The Barclays Premier League is growing in popularity in the United States, despite being a soccer league, which is a sport many Americans scoff at or have no desire to watch. But even if you are one of the growing minority of Americans who love “the beautiful game” from England, you still might not know much about Swansea City.
The Swans, as they’re otherwise known, hail from Wales, and have followed a fantastic path to their status as defending League Cup champions and middle of the road finishers in one of the toughest leagues in Europe, despite one of the smallest wage bills in the league. According to the Guardian, they paid their players three to six times fewer than their biggest competitors in 2011-2012, yet finished in the middle of the pack over a grueling 38 match season.
A decade ago, Swansea City was on the verge of dropping out of the professional leagues in England, and established a new identity before rising up the leagues and up the standings before reaching the top of the top, and finding themselves on the same field as Arsenal, Chelsea, and Manchester City every week. Their new identity focused on a fluid, creative gameplan which featured lots of short passing and interchanging positions with players allowed to roam about and get into good positions to help their team, while still managing to maintain a good defensive posture.
When the Buccaneers brought in Greg Schiano, they did so to attempt to develop their own new identity after an abysmal season under former coach Raheem Morris. Morris allowed the team to get away from him, and lost total control over a team lacking in talent.
So Schiano was brought in to institute a new era of Buccaneer football with stricter management and tougher leadership. And through his first year and a game, it appeared from the outside that Schiano was doing his job well in that regard.
But an article from Scott Reynolds of Pewter Report on Monday shed some light on the shortcomings of Schiano’s management style, including an apparent mismanagement of basic scheduling procedures every week.
Reynolds also indicates that he believes the way the team micromanages his quarterback has led to failure. Here’s a quote from the article:
It’s amazing how Freeman used to be a 62-percent passer before all the micromanaging started last year.
Wear a knee brace. Don’t scramble. Only throw to this receiver. Do this. Don’t do that.
That’s one of the key differences between the Buccaneers and Swansea City. Swansea City established an identity of creative freedom, allowing players who are truly the best at what they do to roam free and make plays against allegedly superior opponents. Professional athletes are a rare blend of natural ability, fantastic knowledge and awareness about their sport, and years and years of hard work and training. Why put them in a box?
You can argue that this strategy has worked in the past, as Bill Belichick and Tom Coughlin have both won Super Bowls using what seems to be a largely micromanaging style.
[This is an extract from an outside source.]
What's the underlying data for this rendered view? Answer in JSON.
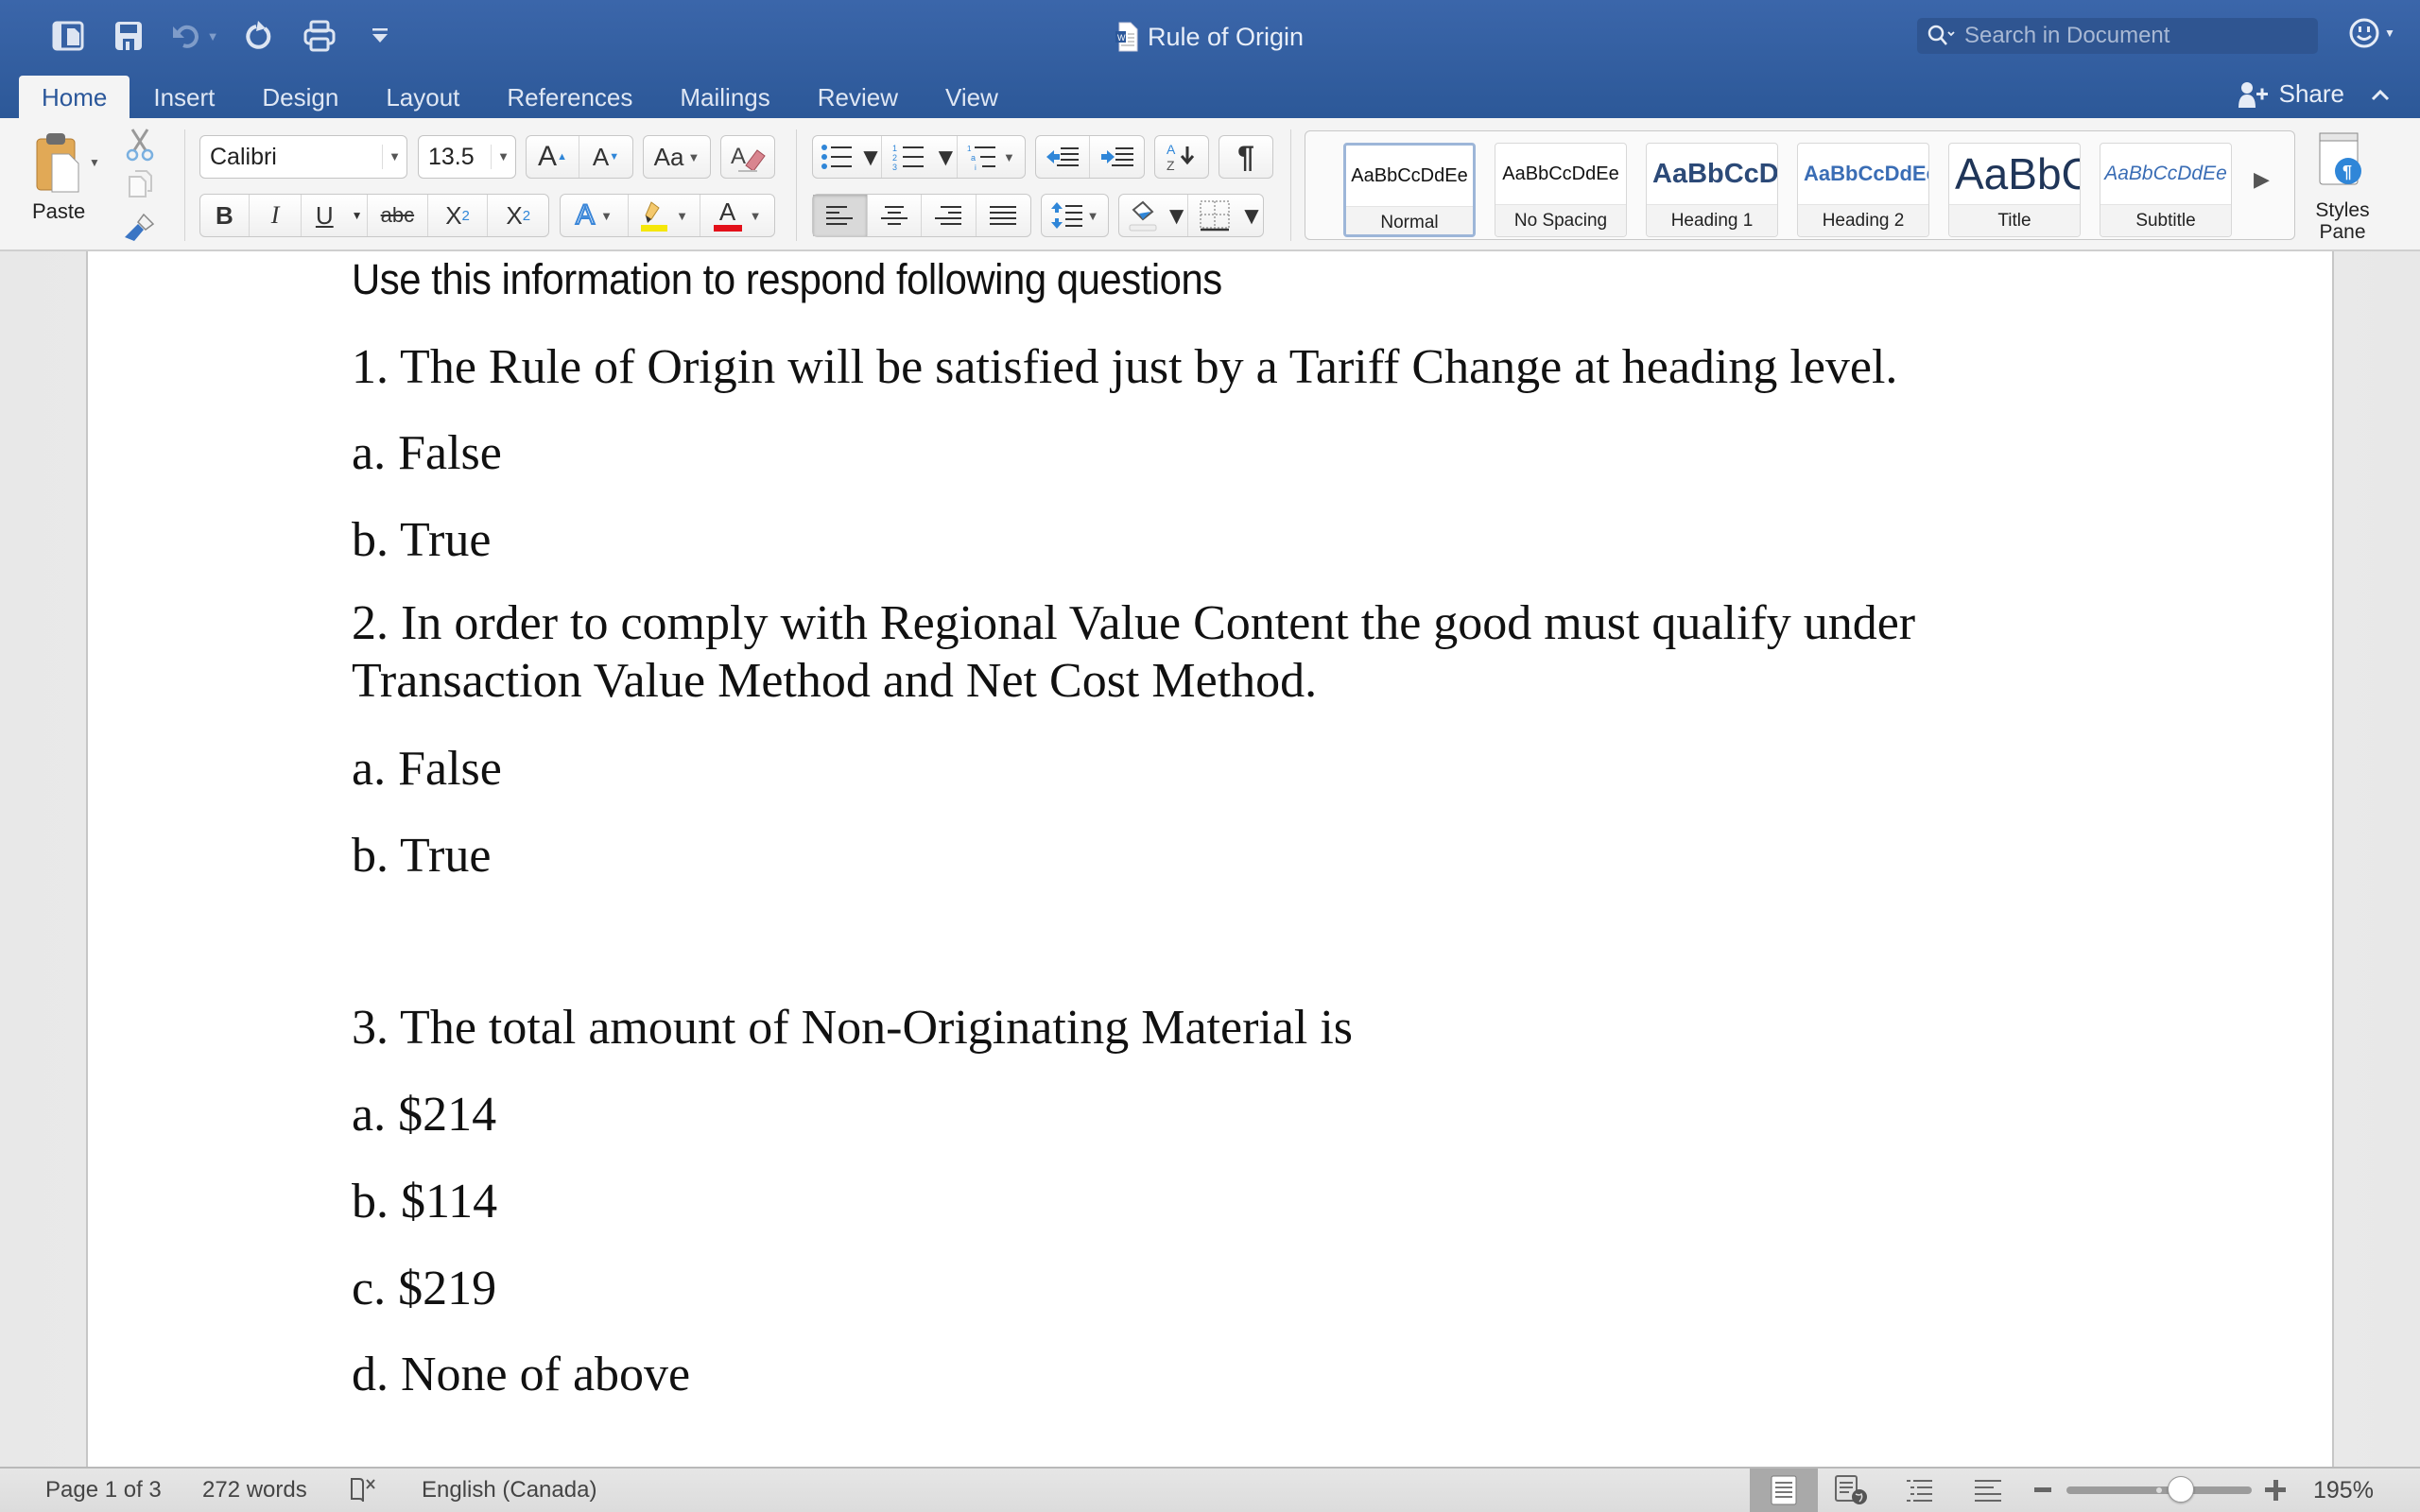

But there comes a point where trying to force the best athletes in the world into a specific role they’re not particularly well suited for is counterproductive.
Josh Freeman was known as a slightly mobile quarterback with a strong arm and a work-in-progress accuracy and NFL IQ in his early years, and as Reynolds mentioned, he’s been relegated to a pocket passer who stands in and takes sacks rather than following his instinctual desire to move his feet, cut the field in half, and make great throws on the run.
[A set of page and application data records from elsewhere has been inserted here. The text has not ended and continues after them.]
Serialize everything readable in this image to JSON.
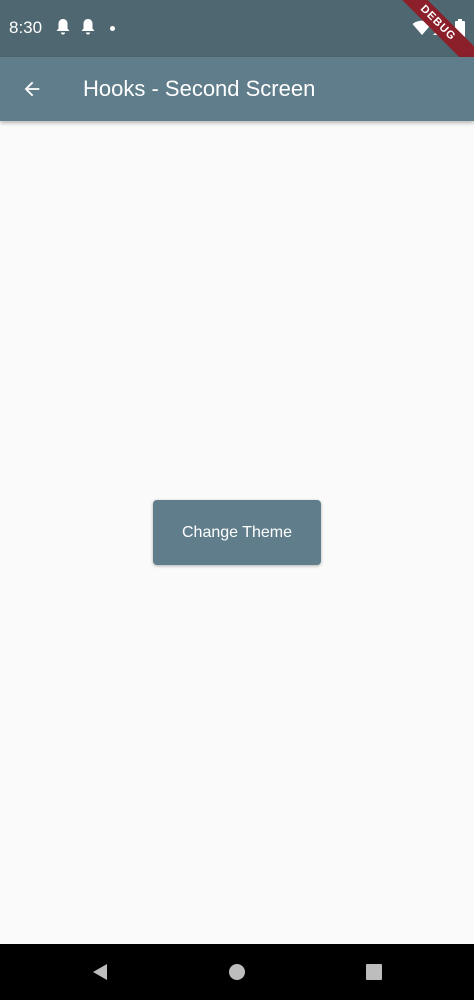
{
  "status_bar": {
    "time": "8:30",
    "icons": [
      "notification-bell-icon",
      "notification-bell-icon",
      "dot-icon",
      "wifi-icon",
      "signal-icon",
      "battery-icon"
    ],
    "debug_banner": "DEBUG",
    "colors": {
      "background": "#4f6770",
      "ribbon": "#8b1f2a"
    }
  },
  "app_bar": {
    "title": "Hooks - Second Screen",
    "back_icon": "arrow-back-icon",
    "color": "#607d8b"
  },
  "main": {
    "button_label": "Change Theme",
    "button_color": "#607d8b",
    "background": "#fafafa"
  },
  "nav_bar": {
    "icons": [
      "back-triangle-icon",
      "home-circle-icon",
      "recents-square-icon"
    ]
  }
}
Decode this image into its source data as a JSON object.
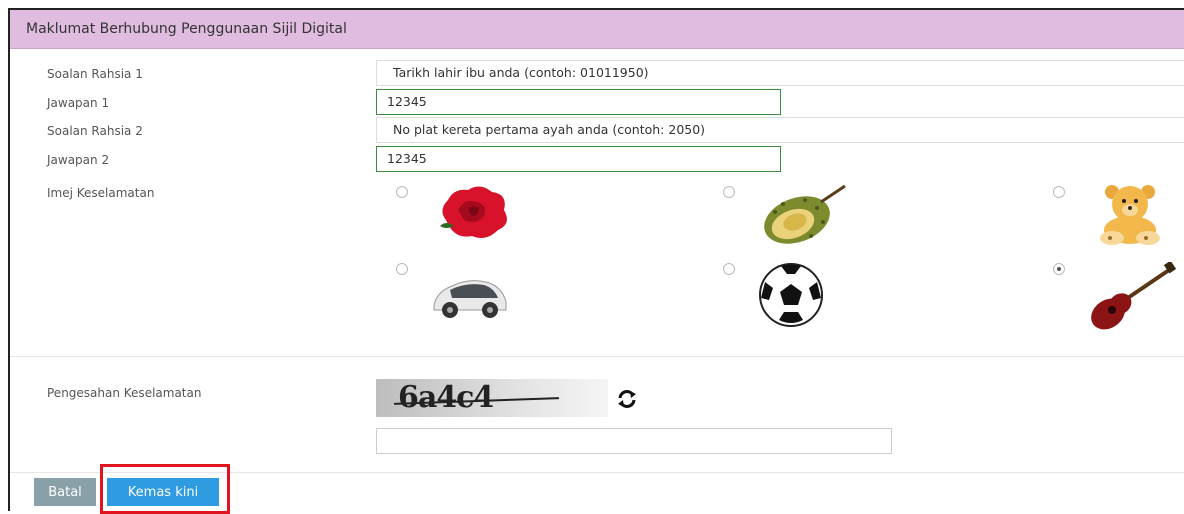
{
  "panel": {
    "title": "Maklumat Berhubung Penggunaan Sijil Digital"
  },
  "form": {
    "q1_label": "Soalan Rahsia 1",
    "q1_value": "Tarikh lahir ibu anda (contoh: 01011950)",
    "a1_label": "Jawapan 1",
    "a1_value": "12345",
    "q2_label": "Soalan Rahsia 2",
    "q2_value": "No plat kereta pertama ayah anda (contoh: 2050)",
    "a2_label": "Jawapan 2",
    "a2_value": "12345",
    "image_label": "Imej Keselamatan",
    "security_images": [
      {
        "name": "rose",
        "selected": false
      },
      {
        "name": "durian",
        "selected": false
      },
      {
        "name": "teddy-bear",
        "selected": false
      },
      {
        "name": "car",
        "selected": false
      },
      {
        "name": "soccer-ball",
        "selected": false
      },
      {
        "name": "guitar",
        "selected": true
      }
    ],
    "captcha_label": "Pengesahan Keselamatan",
    "captcha_text": "6a4c4",
    "captcha_input": ""
  },
  "buttons": {
    "cancel": "Batal",
    "update": "Kemas kini"
  },
  "colors": {
    "header_bg": "#e0bde0",
    "update_button": "#2f9be0",
    "cancel_button": "#8aa0a8",
    "highlight": "#e0141e",
    "input_border_active": "#3c8a3c"
  }
}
But over in Wales, Swansea City features formerly unheralded striker Michu who is allowed to roam all over the field, and it turned a bargain signing into one of the top goal scorers in the best soccer league in the world last year.
The Buccaneers’ defensive line seems ripe with talent, but can’t generate pressure on the quarterback thanks to stunts and blitzes that draw the ire of fans and experts in the media.
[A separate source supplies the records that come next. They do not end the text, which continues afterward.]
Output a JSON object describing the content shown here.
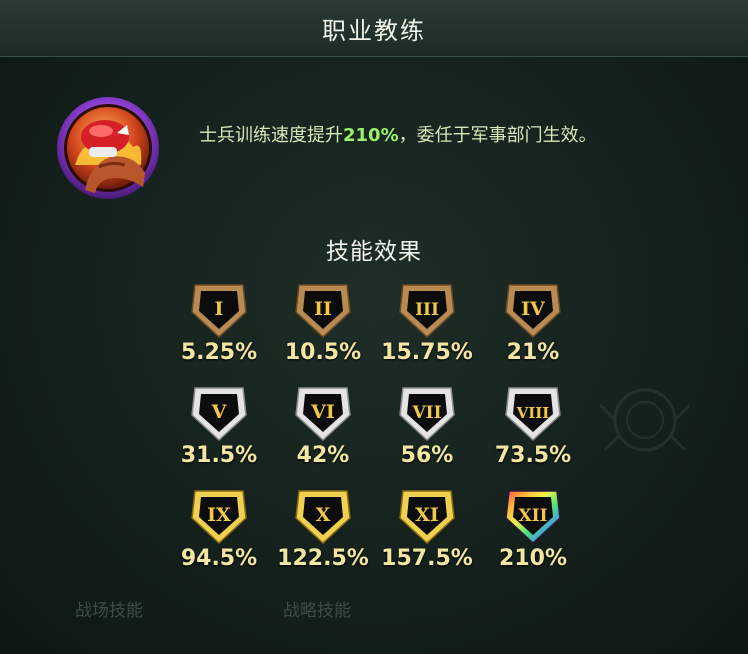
{
  "header": {
    "title": "职业教练"
  },
  "skill": {
    "icon": "boxing-glove-arm-icon",
    "desc_prefix": "士兵训练速度提升",
    "desc_value": "210%",
    "desc_suffix": "，委任于军事部门生效。"
  },
  "effects": {
    "title": "技能效果",
    "levels": [
      {
        "numeral": "I",
        "value": "5.25%",
        "tier": "bronze"
      },
      {
        "numeral": "II",
        "value": "10.5%",
        "tier": "bronze"
      },
      {
        "numeral": "III",
        "value": "15.75%",
        "tier": "bronze"
      },
      {
        "numeral": "IV",
        "value": "21%",
        "tier": "bronze"
      },
      {
        "numeral": "V",
        "value": "31.5%",
        "tier": "silver"
      },
      {
        "numeral": "VI",
        "value": "42%",
        "tier": "silver"
      },
      {
        "numeral": "VII",
        "value": "56%",
        "tier": "silver"
      },
      {
        "numeral": "VIII",
        "value": "73.5%",
        "tier": "silver"
      },
      {
        "numeral": "IX",
        "value": "94.5%",
        "tier": "gold"
      },
      {
        "numeral": "X",
        "value": "122.5%",
        "tier": "gold"
      },
      {
        "numeral": "XI",
        "value": "157.5%",
        "tier": "gold"
      },
      {
        "numeral": "XII",
        "value": "210%",
        "tier": "rainbow"
      }
    ]
  },
  "background_tabs": {
    "tab1": "战场技能",
    "tab2": "战略技能"
  },
  "colors": {
    "bronze": "#b98a52",
    "silver": "#d8d8d8",
    "gold": "#e8c64a",
    "numeral": "#f2c84b",
    "value": "#f3e6a2",
    "highlight": "#9df06a"
  }
}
Swansea City have a line of defenders you don’t know the names of, but they band together to prevent goals in a loaded division of talented players, and also to get the ball moving forward and to create attacks.
The Buccaneers have too much talent to be managed by someone who can’t put that talent to good use. So if the Buccaneers fail to succeed this season with the fantastic roster assembled by Mark Dominik, it’s clear that there needs to be a sweeping change in leadership on the sidelines.
Because if a team that isn’t even from England can bring a batch of low-budget players into England’s biggest league and find success by allowing players to be creative and live up to their immense talent, the Buccaneers should be able to do the same with their athletic quarterback, hard-working running back, terrific receivers, dominant defensive tackle, hard-nosed linebackers, and lock-down defensive backs.
And if Schiano truly can’t handle the basic managing of schedules and things of that nature, change should come sooner than later. You have to practice what you preach, and that locker room will get away from Schiano in a hurry if he can’t get his act together and get his own toes on the line.